The Effects of Expanding Public Insurance on Utilization: Early Results from Wisconsin
*Names in bold indicate Presenter
Study Design: We employ individual level fixed effects poisson models and regression discontinuity to examine medical care visits for two years before and after insurance enrollment for two samples of previously uninsured low-income adults that differ according to participation in safety net programs. We also determine whether the impacts of public health insurance on the use of care differ for men and women. Data come from claims from a large integrated health system in rural Wisconsin and Medicaid enrollment files between January 2007 and September 2012.
Population Studied: This study examines uninsured low-income adults who reside in a multi-county area in predominantly rural central and northern Wisconsin. The two samples studied differed according to whether they participated in safety net programs prior to enrollment in public insurance coverage.
Principal Findings: Among both safety net patients and non-safety net patients, public insurance enrollment led to substantial increases in preventive care visits, although outpatient visits fell overall among safety net patients while they increased among non-safety net patients. No change in emergency department visits was observed, though for both groups inpatient hospitalizations increased.
Conclusions: This study was motivated in part by the expectation that the ACA Medicaid expansions for childless adults are likely to have differential effects on care use. Our results provide insight into one source of variation: participation in safety net services prior to enrollment. The breadth of a given area’s safety net system, and prior safety net utilization among the newly enrolled in the area, could affect utilization of outpatient services in particular.

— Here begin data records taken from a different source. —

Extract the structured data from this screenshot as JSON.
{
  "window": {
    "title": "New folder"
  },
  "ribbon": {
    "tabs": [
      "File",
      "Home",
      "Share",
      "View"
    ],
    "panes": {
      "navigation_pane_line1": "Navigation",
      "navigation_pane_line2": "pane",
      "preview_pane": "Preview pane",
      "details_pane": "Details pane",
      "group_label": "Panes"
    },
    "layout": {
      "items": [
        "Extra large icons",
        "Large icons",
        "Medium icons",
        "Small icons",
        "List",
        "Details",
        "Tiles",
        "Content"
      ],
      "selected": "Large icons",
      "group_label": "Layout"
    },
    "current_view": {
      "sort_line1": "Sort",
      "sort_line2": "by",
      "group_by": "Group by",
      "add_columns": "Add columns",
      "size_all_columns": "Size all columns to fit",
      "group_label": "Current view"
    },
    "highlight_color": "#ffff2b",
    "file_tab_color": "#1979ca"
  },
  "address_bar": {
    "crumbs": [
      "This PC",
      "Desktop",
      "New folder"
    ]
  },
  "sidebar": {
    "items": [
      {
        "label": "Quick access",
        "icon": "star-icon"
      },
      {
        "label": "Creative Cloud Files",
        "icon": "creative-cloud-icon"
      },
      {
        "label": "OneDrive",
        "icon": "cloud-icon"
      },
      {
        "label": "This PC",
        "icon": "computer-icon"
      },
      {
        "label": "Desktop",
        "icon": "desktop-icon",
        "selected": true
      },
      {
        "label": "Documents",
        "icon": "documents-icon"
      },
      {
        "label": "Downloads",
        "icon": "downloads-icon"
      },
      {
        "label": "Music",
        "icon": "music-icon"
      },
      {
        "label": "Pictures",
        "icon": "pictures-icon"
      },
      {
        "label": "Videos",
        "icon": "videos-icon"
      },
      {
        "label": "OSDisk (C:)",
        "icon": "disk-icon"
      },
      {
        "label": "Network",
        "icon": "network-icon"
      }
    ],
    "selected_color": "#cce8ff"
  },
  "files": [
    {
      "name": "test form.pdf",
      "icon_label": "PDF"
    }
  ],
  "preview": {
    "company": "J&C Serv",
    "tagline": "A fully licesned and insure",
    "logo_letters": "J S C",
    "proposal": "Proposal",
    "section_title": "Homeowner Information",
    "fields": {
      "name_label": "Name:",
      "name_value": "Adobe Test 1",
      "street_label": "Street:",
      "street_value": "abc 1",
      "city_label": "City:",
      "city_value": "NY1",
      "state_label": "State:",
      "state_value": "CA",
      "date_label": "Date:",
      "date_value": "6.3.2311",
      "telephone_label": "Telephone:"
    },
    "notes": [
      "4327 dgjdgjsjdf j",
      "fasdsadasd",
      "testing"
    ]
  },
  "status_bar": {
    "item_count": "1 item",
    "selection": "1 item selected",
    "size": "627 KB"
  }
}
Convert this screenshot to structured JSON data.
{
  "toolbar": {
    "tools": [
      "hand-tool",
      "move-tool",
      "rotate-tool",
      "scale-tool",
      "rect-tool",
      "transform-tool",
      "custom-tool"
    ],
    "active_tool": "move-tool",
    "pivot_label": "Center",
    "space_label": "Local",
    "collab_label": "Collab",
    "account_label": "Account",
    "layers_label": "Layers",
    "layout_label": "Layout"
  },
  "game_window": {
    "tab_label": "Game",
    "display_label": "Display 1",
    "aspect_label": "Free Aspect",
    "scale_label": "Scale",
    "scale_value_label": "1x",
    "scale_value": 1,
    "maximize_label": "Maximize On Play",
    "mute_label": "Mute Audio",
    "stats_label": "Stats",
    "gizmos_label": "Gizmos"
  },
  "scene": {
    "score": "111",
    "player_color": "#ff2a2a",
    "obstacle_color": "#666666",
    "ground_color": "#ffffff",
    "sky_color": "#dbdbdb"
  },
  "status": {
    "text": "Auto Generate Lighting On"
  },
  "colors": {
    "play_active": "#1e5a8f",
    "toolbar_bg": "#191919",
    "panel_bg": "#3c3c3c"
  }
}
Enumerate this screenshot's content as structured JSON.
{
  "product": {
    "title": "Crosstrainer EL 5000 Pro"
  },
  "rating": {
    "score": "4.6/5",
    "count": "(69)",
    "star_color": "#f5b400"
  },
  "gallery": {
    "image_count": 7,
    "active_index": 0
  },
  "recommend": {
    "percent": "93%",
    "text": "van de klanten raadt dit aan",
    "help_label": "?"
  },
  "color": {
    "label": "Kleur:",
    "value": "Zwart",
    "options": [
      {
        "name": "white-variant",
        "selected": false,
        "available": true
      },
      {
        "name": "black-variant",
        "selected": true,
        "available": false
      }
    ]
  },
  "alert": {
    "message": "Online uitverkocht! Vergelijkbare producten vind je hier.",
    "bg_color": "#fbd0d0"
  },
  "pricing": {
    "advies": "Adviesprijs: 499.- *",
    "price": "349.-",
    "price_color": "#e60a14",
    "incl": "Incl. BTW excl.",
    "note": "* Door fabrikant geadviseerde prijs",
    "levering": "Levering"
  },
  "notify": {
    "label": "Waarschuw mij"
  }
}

Implications for Health Policy: The results of this analysis suggest that public insurance expansions to childless adults have the potential to increase access to and use of health care services and, by extension, the potential to improve health. The large increase in Medicaid coverage and reduction in rates of uninsurance resulting from the Affordable Care Act highlight the significance of these findings for stakeholders involved in planning for health system capacity and program budgeting for the early years of the ACA Medicaid expansions.